Steering wheel therapy is a humorous term used to describe the act of driving as a way to unwind or de-stress. It implies that being behind the wheel provides a therapeutic effect.

  • For instance, “After a long day at work, I find some steering wheel therapy helps me relax.”
  • Someone might say, “Whenever I need a break, I go for a drive and enjoy some steering wheel therapy.”
  • A person might post on social media, “Nothing beats a good session of steering wheel therapy to clear the mind.”

18. Rubber on the road

Rubber on the road refers to the tires of a vehicle and is used to describe good traction or grip on the road. It implies that the tires are providing optimal contact with the road surface.

  • For example, “With new tires, I can feel the rubber on the road and the improved handling.”
  • A racing enthusiast might say, “The key to winning is having the best rubber on the road.”
  • Someone might comment, “In wet conditions, it’s important to have good rubber on the road for safe driving.”

19. Highway patrol

Highway patrol refers to law enforcement officers who specifically patrol and enforce traffic laws on highways. They are responsible for ensuring driver safety and enforcing traffic regulations.

  • For instance, “I got pulled over by the highway patrol for speeding.”
  • Someone might ask, “Have you ever seen a highway patrol car on the side of the road? They’re always watching.”
  • A person might comment, “I feel safer knowing the highway patrol is out there keeping an eye on things.”

20. Drifting

Drifting is a driving technique where the driver intentionally oversteers, causing the rear wheels to lose traction and slide sideways. It is often done for recreational purposes or in motorsports events.

  • For example, “He’s a skilled driver who can perform impressive drifting maneuvers.”
  • A car enthusiast might say, “Drifting requires precise control and a deep understanding of vehicle dynamics.”
  • Someone might comment, “Drifting is a popular activity at car meets and racing events.”

21. Green light

This refers to the signal on a traffic light that indicates it is safe for vehicles to proceed.

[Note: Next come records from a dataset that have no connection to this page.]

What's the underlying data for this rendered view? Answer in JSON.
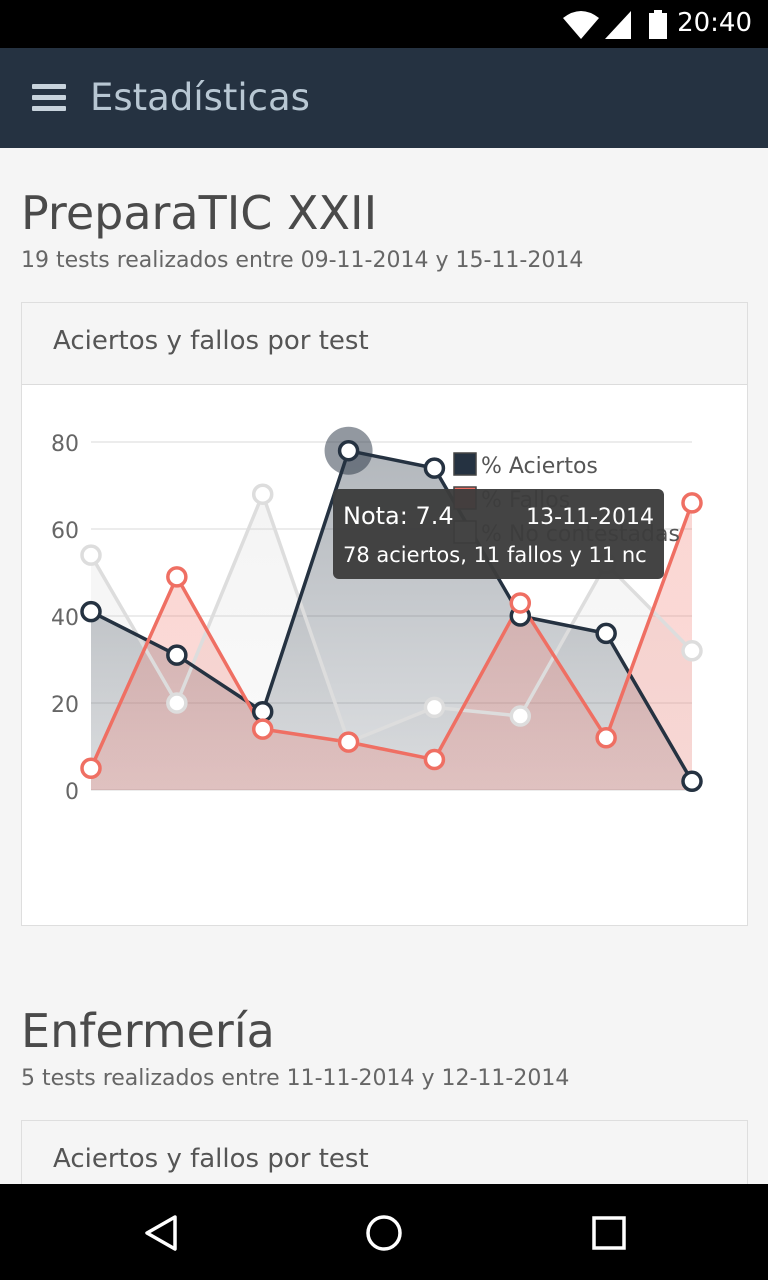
{
  "statusbar": {
    "time": "20:40"
  },
  "appbar": {
    "title": "Estadísticas"
  },
  "sections": [
    {
      "title": "PreparaTIC XXII",
      "subtitle": "19 tests realizados entre 09-11-2014 y 15-11-2014",
      "panel_title": "Aciertos y fallos por test"
    },
    {
      "title": "Enfermería",
      "subtitle": "5 tests realizados entre 11-11-2014 y 12-11-2014",
      "panel_title": "Aciertos y fallos por test"
    }
  ],
  "tooltip": {
    "nota": "Nota: 7.4",
    "date": "13-11-2014",
    "detail": "78 aciertos, 11 fallos y 11 nc"
  },
  "chart_data": {
    "type": "line",
    "x": [
      1,
      2,
      3,
      4,
      5,
      6,
      7,
      8
    ],
    "ylim": [
      0,
      80
    ],
    "yticks": [
      "0",
      "20",
      "40",
      "60",
      "80"
    ],
    "grid": true,
    "legend_position": "top-right",
    "series": [
      {
        "name": "% Aciertos",
        "color": "#253241",
        "values": [
          41,
          31,
          18,
          78,
          74,
          40,
          36,
          2
        ]
      },
      {
        "name": "% Fallos",
        "color": "#ef6f63",
        "values": [
          5,
          49,
          14,
          11,
          7,
          43,
          12,
          66
        ]
      },
      {
        "name": "% No contestadas",
        "color": "#dddddd",
        "values": [
          54,
          20,
          68,
          11,
          19,
          17,
          52,
          32
        ]
      }
    ],
    "highlight_index": 3
  }
}
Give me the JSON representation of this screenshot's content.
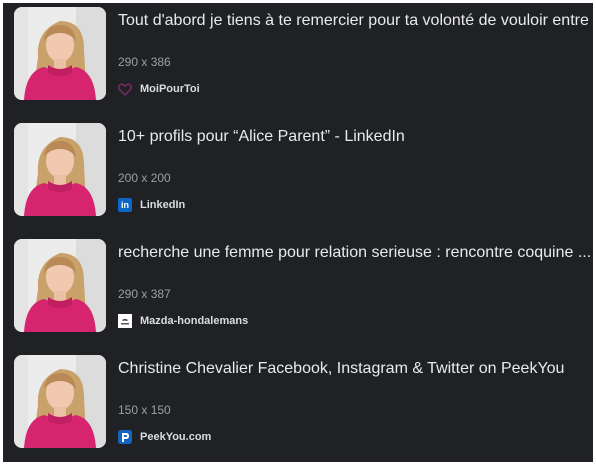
{
  "results": [
    {
      "title": "Tout d'abord je tiens à te remercier pour ta volonté de vouloir entre",
      "dims": "290 x 386",
      "source": "MoiPourToi",
      "favicon": "heart-outline-icon",
      "favicon_color": "#7b2d6b"
    },
    {
      "title": "10+ profils pour “Alice Parent” - LinkedIn",
      "dims": "200 x 200",
      "source": "LinkedIn",
      "favicon": "linkedin-icon",
      "favicon_color": "#0a66c2",
      "favicon_text": "in"
    },
    {
      "title": "recherche une femme pour relation serieuse : rencontre coquine ...",
      "dims": "290 x 387",
      "source": "Mazda-hondalemans",
      "favicon": "mazda-logo-icon",
      "favicon_color": "#ffffff"
    },
    {
      "title": "Christine Chevalier Facebook, Instagram & Twitter on PeekYou",
      "dims": "150 x 150",
      "source": "PeekYou.com",
      "favicon": "peekyou-icon",
      "favicon_color": "#1565c0"
    }
  ],
  "colors": {
    "background": "#202124",
    "title": "#e8eaed",
    "secondary": "#9aa0a6",
    "thumbnail_top": "#f3f3f3",
    "thumbnail_sweater": "#d6246e"
  }
}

When the light is green, it means drivers can continue driving without stopping.

  • For example, a driver might say, “I was waiting at the intersection and then the light turned green, so I started driving.”
  • If someone is in a rush, they might exclaim, “I caught all green lights on my way to work today!”
  • A passenger might remind the driver, “The light is green, you can go now.”

22. Yellow light

This refers to the signal on a traffic light that indicates drivers should slow down and prepare to stop. When the light turns yellow, it serves as a warning before the light turns red.

  • For instance, a driver might say, “I saw the yellow light and decided to stop instead of trying to make it through.”
  • If someone is running late, they might exclaim, “I barely made it through the intersection before the light turned yellow!”
  • A passenger might ask the driver, “Why did you speed up when the light turned yellow?”

23. Red light

This refers to the signal on a traffic light that indicates drivers should come to a complete stop. When the light is red, it means drivers must wait until it turns green before proceeding.

  • For example, a driver might say, “I stopped at the red light and waited for it to turn green.”
  • If someone is in a hurry, they might complain, “Why is every red light taking forever today?”
  • A passenger might remind the driver, “The light is red, you need to stop.”

24. Merge

This refers to the action of two or more lanes of traffic coming together to form one lane. Drivers must merge into the available space without causing any disruptions or accidents.

  • For instance, a driver might say, “I had to merge into the right lane because my exit was coming up.”
  • When traffic is heavy, someone might exclaim, “It’s so hard to merge onto the highway during rush hour!”
  • A passenger might warn the driver, “Look out, there’s a car trying to merge into our lane.”